Hoosier State, Indiana, IN - a state in midwestern United States
Buckeye State, OH, Ohio - a midwestern state in north central United States in the Great Lakes region
References in periodicals archive ?
Though these species may still maintain small, isolated, reproducing populations somewhere in the mainstem Wabash River, their continued presence is uncertain at best.
the West Lafayette Levee, but those moves didn't signal death to the city centers on opposite sides of the Wabash River.
Energy Secretary Hazel O'Leary helped to usher in a new era in coal-based energy today on the banks of the Wabash River in West Terre Haute.
In 2004 the Indiana Department of Environmental Management (IDEM) biologists sampled 47 streams and rivers within the Wabash River watershed.
The Wabash Landing development along the West Lafayette levy of the Wabash River is taking shape nicely, says James Shook Jr.
Junction doesn't sit along the Ohio like Old Shawneetown, or the Little Wabash River, like New Haven, but it's not far.
Carmi is located along the Little Wabash River in southeastern Illinois.
Across the Wabash River in southeastern Illinois, Sunrise has submitted a permit application to the Illinois Department of Natural Resources' Office of Mines and Minerals for 187,611.
Nestle Purina PetCare, for example, sources a percentage of the corn in its pet food from the lower Wabash River region, and works with The Nature Conservancy to reduce the flow of nutrients and soil sediment along the Wabash River in Indiana and Illinois.
The earth they love so much was brought here by the glacier that carved out the Great Lakes, the same glacier that, when it melted, released a torrent of water so large and so fast that it carved the Wabash River valley out of the soft sandstone of the area, creating the bluff now known as Victory Noll.
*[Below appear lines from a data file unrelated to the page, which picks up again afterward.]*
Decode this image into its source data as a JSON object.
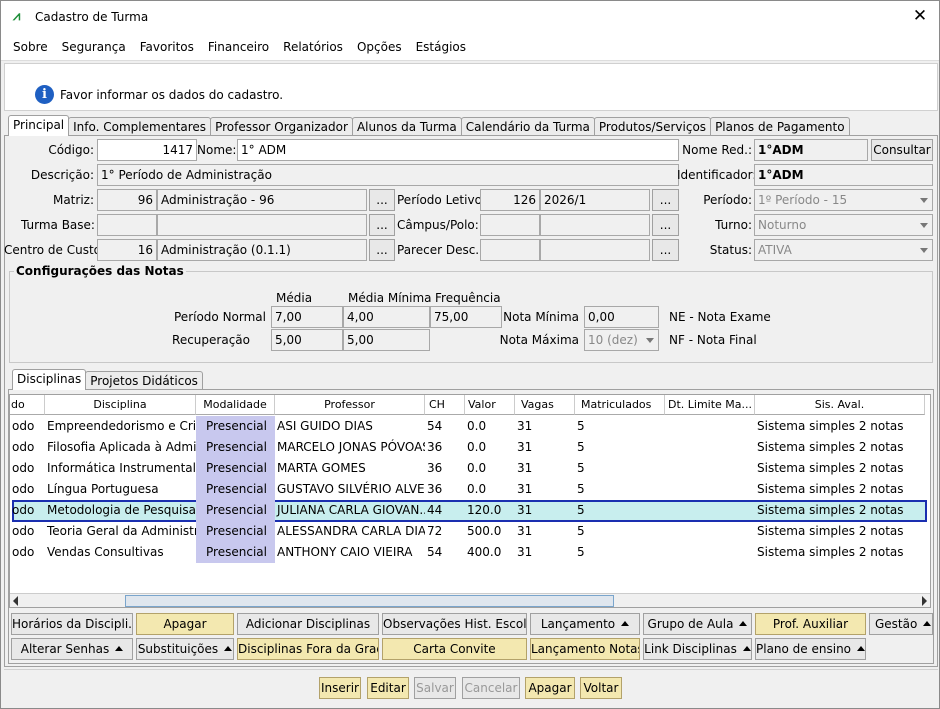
{
  "window": {
    "title": "Cadastro de Turma"
  },
  "menu": [
    "Sobre",
    "Segurança",
    "Favoritos",
    "Financeiro",
    "Relatórios",
    "Opções",
    "Estágios"
  ],
  "message": "Favor informar os dados do cadastro.",
  "tabs": [
    "Principal",
    "Info. Complementares",
    "Professor Organizador",
    "Alunos da Turma",
    "Calendário da Turma",
    "Produtos/Serviços",
    "Planos de Pagamento"
  ],
  "form": {
    "codigo_label": "Código:",
    "codigo": "1417",
    "nome_label": "Nome:",
    "nome": "1° ADM",
    "nome_red_label": "Nome Red.:",
    "nome_red": "1°ADM",
    "consultar": "Consultar",
    "descricao_label": "Descrição:",
    "descricao": "1° Período de Administração",
    "identificador_label": "Identificador:",
    "identificador": "1°ADM",
    "matriz_label": "Matriz:",
    "matriz_code": "96",
    "matriz_name": "Administração - 96",
    "periodo_letivo_label": "Período Letivo:",
    "periodo_letivo_code": "126",
    "periodo_letivo": "2026/1",
    "periodo_label": "Período:",
    "periodo": "1º Período - 15",
    "turma_base_label": "Turma Base:",
    "campus_label": "Câmpus/Polo:",
    "turno_label": "Turno:",
    "turno": "Noturno",
    "centro_custo_label": "Centro de Custo:",
    "centro_custo_code": "16",
    "centro_custo": "Administração (0.1.1)",
    "parecer_label": "Parecer Desc.:",
    "status_label": "Status:",
    "status": "ATIVA",
    "ellipsis": "..."
  },
  "notas": {
    "title": "Configurações das Notas",
    "h_media": "Média",
    "h_media_min": "Média Mínima",
    "h_freq": "Frequência",
    "periodo_normal": "Período Normal",
    "pn_media": "7,00",
    "pn_media_min": "4,00",
    "pn_freq": "75,00",
    "recuperacao": "Recuperação",
    "rec_media": "5,00",
    "rec_media_min": "5,00",
    "nota_minima_label": "Nota Mínima",
    "nota_minima": "0,00",
    "nota_maxima_label": "Nota Máxima",
    "nota_maxima": "10 (dez)",
    "ne": "NE - Nota Exame",
    "nf": "NF - Nota Final"
  },
  "subtabs": [
    "Disciplinas",
    "Projetos Didáticos"
  ],
  "grid": {
    "headers": [
      "do",
      "Disciplina",
      "Modalidade",
      "Professor",
      "CH",
      "Valor",
      "Vagas",
      "Matriculados",
      "Dt. Limite Ma...",
      "Sis. Aval."
    ],
    "rows": [
      [
        "odo",
        "Empreendedorismo e Criaçã",
        "Presencial",
        "ASI GUIDO DIAS",
        "54",
        "0.0",
        "31",
        "5",
        "",
        "Sistema simples 2 notas"
      ],
      [
        "odo",
        "Filosofia Aplicada à Adminis",
        "Presencial",
        "MARCELO JONAS PÓVOAS",
        "36",
        "0.0",
        "31",
        "5",
        "",
        "Sistema simples 2 notas"
      ],
      [
        "odo",
        "Informática Instrumental",
        "Presencial",
        "MARTA GOMES",
        "36",
        "0.0",
        "31",
        "5",
        "",
        "Sistema simples 2 notas"
      ],
      [
        "odo",
        "Língua Portuguesa",
        "Presencial",
        "GUSTAVO SILVÉRIO ALVES",
        "36",
        "0.0",
        "31",
        "5",
        "",
        "Sistema simples 2 notas"
      ],
      [
        "odo",
        "Metodologia de Pesquisa",
        "Presencial",
        "JULIANA CARLA GIOVAN...",
        "44",
        "120.0",
        "31",
        "5",
        "",
        "Sistema simples 2 notas"
      ],
      [
        "odo",
        "Teoria Geral da Administraçã",
        "Presencial",
        "ALESSANDRA CARLA DIAS",
        "72",
        "500.0",
        "31",
        "5",
        "",
        "Sistema simples 2 notas"
      ],
      [
        "odo",
        "Vendas Consultivas",
        "Presencial",
        "ANTHONY CAIO VIEIRA",
        "54",
        "400.0",
        "31",
        "5",
        "",
        "Sistema simples 2 notas"
      ]
    ]
  },
  "actions_row1": [
    "Horários da Discipli...",
    "Apagar",
    "Adicionar Disciplinas",
    "Observações Hist. Escolar",
    "Lançamento",
    "Grupo de Aula",
    "Prof. Auxiliar",
    "Gestão"
  ],
  "actions_row2": [
    "Alterar Senhas",
    "Substituições",
    "Disciplinas Fora da Grade",
    "Carta Convite",
    "Lançamento Notas",
    "Link Disciplinas",
    "Plano de ensino"
  ],
  "bottom": [
    "Inserir",
    "Editar",
    "Salvar",
    "Cancelar",
    "Apagar",
    "Voltar"
  ]
}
The Wabash River is at about flood stage and the enormous volume of water is helping dilute the fuel, which is expected to be undetectable by the time it reaches the Mississippi River later Tuesday, EPA on-scene coordinator Kevin Turner said.